The trouble is, many marketplaces like JustEat and GrubHub, make it difficult to adequately capture the myriad of options your restaurant has to offer. If I want my pizza with bbq sauce and mayonnaise and JustEat can’t offer me that option embarrassment-free, I just might skip it altogether.

FOODit customers have found similar trends to be true of online ordering on their own restaurant websites.

One restaurant, Mamma Mia, has seen a noticeable bump in the mix of sauces customers are requesting with their kebabs when they order from the restaurant website. Whereas previously on phone orders, customers only asked for one sauce on average, when given the choice of six online, they are now choosing to mix and match.

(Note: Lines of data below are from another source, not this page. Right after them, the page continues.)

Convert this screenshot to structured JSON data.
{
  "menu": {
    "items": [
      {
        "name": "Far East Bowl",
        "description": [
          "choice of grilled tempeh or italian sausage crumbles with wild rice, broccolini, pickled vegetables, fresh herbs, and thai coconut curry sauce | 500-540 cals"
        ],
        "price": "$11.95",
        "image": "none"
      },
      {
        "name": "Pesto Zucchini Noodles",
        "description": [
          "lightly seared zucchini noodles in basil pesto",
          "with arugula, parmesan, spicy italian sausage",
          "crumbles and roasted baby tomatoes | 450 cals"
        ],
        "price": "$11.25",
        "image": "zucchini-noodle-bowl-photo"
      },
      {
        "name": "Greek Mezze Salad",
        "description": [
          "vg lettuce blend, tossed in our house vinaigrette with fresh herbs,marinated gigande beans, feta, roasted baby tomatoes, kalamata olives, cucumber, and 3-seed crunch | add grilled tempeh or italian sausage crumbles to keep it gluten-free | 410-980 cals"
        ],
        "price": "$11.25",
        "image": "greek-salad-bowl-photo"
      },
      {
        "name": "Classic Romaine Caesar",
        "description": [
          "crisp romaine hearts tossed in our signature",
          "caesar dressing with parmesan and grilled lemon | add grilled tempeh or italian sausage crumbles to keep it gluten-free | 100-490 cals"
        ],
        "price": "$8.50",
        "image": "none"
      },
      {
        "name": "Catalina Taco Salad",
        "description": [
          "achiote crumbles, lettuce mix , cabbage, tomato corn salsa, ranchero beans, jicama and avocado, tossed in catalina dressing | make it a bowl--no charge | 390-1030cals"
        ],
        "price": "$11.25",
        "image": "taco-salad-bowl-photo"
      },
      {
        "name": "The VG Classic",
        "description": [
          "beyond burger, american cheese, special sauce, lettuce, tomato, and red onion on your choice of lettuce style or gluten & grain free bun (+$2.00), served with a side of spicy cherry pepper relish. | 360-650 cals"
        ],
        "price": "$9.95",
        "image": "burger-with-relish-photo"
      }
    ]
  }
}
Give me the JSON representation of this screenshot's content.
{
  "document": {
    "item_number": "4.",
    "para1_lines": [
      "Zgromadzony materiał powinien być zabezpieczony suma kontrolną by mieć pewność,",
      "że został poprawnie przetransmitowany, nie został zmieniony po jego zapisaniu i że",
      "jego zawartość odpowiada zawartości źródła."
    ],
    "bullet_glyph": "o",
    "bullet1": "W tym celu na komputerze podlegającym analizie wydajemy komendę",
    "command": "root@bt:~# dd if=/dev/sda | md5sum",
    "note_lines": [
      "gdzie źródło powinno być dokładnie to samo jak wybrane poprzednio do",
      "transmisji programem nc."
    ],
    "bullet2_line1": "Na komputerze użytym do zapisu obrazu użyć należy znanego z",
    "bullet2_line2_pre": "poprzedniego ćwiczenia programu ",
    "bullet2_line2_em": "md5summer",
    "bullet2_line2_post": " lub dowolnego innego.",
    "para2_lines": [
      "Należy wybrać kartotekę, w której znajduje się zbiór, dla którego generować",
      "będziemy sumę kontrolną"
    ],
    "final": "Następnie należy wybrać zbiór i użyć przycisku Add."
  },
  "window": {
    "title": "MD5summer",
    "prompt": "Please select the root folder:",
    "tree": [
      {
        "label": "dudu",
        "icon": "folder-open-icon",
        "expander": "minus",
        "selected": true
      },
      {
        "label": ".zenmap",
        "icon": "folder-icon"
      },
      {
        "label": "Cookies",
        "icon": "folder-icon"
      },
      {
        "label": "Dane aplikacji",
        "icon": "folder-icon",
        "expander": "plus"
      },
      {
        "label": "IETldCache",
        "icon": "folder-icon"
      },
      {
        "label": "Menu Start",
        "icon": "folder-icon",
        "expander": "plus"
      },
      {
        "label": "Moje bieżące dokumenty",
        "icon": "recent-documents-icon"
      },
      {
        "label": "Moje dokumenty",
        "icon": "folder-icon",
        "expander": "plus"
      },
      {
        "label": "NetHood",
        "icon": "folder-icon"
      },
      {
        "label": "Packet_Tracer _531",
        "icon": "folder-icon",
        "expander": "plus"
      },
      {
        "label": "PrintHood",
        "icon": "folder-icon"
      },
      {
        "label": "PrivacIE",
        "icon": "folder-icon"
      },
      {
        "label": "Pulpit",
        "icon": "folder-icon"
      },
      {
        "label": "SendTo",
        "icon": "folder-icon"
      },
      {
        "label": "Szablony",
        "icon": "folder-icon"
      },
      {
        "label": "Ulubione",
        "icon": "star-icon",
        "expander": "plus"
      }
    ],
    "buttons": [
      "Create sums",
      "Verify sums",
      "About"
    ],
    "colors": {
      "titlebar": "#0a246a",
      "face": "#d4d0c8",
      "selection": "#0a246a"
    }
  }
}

Because it’s resulting in higher-than-normal sales, Mamma Mia is more than happy to oblige, even if it adds some stress to their EPOS!

In fact, what we’ve seen with FOODit’s launch customers closely mirrors the findings of these researchers. Implementing an online ordering system results in sales boosts over phone ordering every time. Each time you make a customer pick up the phone to order, as opposed to letting them order online, you reduce the chances that they’ll order at all.

The implications on restaurant marketing are obvious. Offering online ordering is no longer a “nice thing to do”. It’s now a vital part of savvy marketing and should be central to any restaurant business plan—whether it’s a simple burger ordering system or a complex pizza ordering system with all the fixings. Additionally, customers don’t have the time or patience for online ordering systems that won’t let them customize their food exactly as they want (even if that means mixing mayonnaise and bbq sauce!)

The bar for online ordering has been raised.